#### Excerpted records ####

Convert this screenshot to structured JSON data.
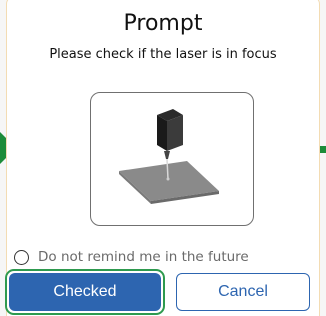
{
  "dialog": {
    "title": "Prompt",
    "message": "Please check if the laser is in focus",
    "illustration_icon": "laser-focus-illustration",
    "remind_label": "Do not remind me in the future",
    "remind_checked": false,
    "confirm_label": "Checked",
    "cancel_label": "Cancel"
  },
  "colors": {
    "primary": "#2d65b0",
    "focus_ring": "#2e9a4f",
    "background_arrow": "#1c8c3a",
    "dialog_border": "#f3dcb3"
  }
}
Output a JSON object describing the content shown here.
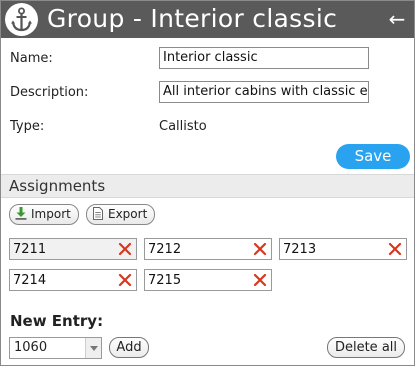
{
  "title": "Group - Interior classic",
  "icons": {
    "logo": "anchor-icon",
    "back": "arrow-left-icon"
  },
  "back_glyph": "←",
  "form": {
    "name_label": "Name:",
    "name_value": "Interior classic",
    "description_label": "Description:",
    "description_value": "All interior cabins with classic e",
    "type_label": "Type:",
    "type_value": "Callisto",
    "save_label": "Save"
  },
  "assignments": {
    "header": "Assignments",
    "import_label": "Import",
    "export_label": "Export",
    "items": [
      "7211",
      "7212",
      "7213",
      "7214",
      "7215"
    ]
  },
  "new_entry": {
    "label": "New Entry:",
    "selected": "1060",
    "add_label": "Add",
    "delete_all_label": "Delete all"
  },
  "colors": {
    "titlebar": "#5a5a5a",
    "accent": "#29a3f0",
    "remove": "#d9361e"
  }
}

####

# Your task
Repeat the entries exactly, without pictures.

# Task output
Convert this screenshot to structured JSON data.
{
  "dialog": {
    "title": "Prompt",
    "message": "Please check if the laser is in focus",
    "illustration_icon": "laser-focus-illustration",
    "remind_label": "Do not remind me in the future",
    "remind_checked": false,
    "confirm_label": "Checked",
    "cancel_label": "Cancel"
  },
  "colors": {
    "primary": "#2d65b0",
    "focus_ring": "#2e9a4f",
    "background_arrow": "#1c8c3a",
    "dialog_border": "#f3dcb3"
  }
}
Output a JSON object describing the content shown here.
{
  "title": "Group - Interior classic",
  "icons": {
    "logo": "anchor-icon",
    "back": "arrow-left-icon"
  },
  "back_glyph": "←",
  "form": {
    "name_label": "Name:",
    "name_value": "Interior classic",
    "description_label": "Description:",
    "description_value": "All interior cabins with classic e",
    "type_label": "Type:",
    "type_value": "Callisto",
    "save_label": "Save"
  },
  "assignments": {
    "header": "Assignments",
    "import_label": "Import",
    "export_label": "Export",
    "items": [
      "7211",
      "7212",
      "7213",
      "7214",
      "7215"
    ]
  },
  "new_entry": {
    "label": "New Entry:",
    "selected": "1060",
    "add_label": "Add",
    "delete_all_label": "Delete all"
  },
  "colors": {
    "titlebar": "#5a5a5a",
    "accent": "#29a3f0",
    "remove": "#d9361e"
  }
}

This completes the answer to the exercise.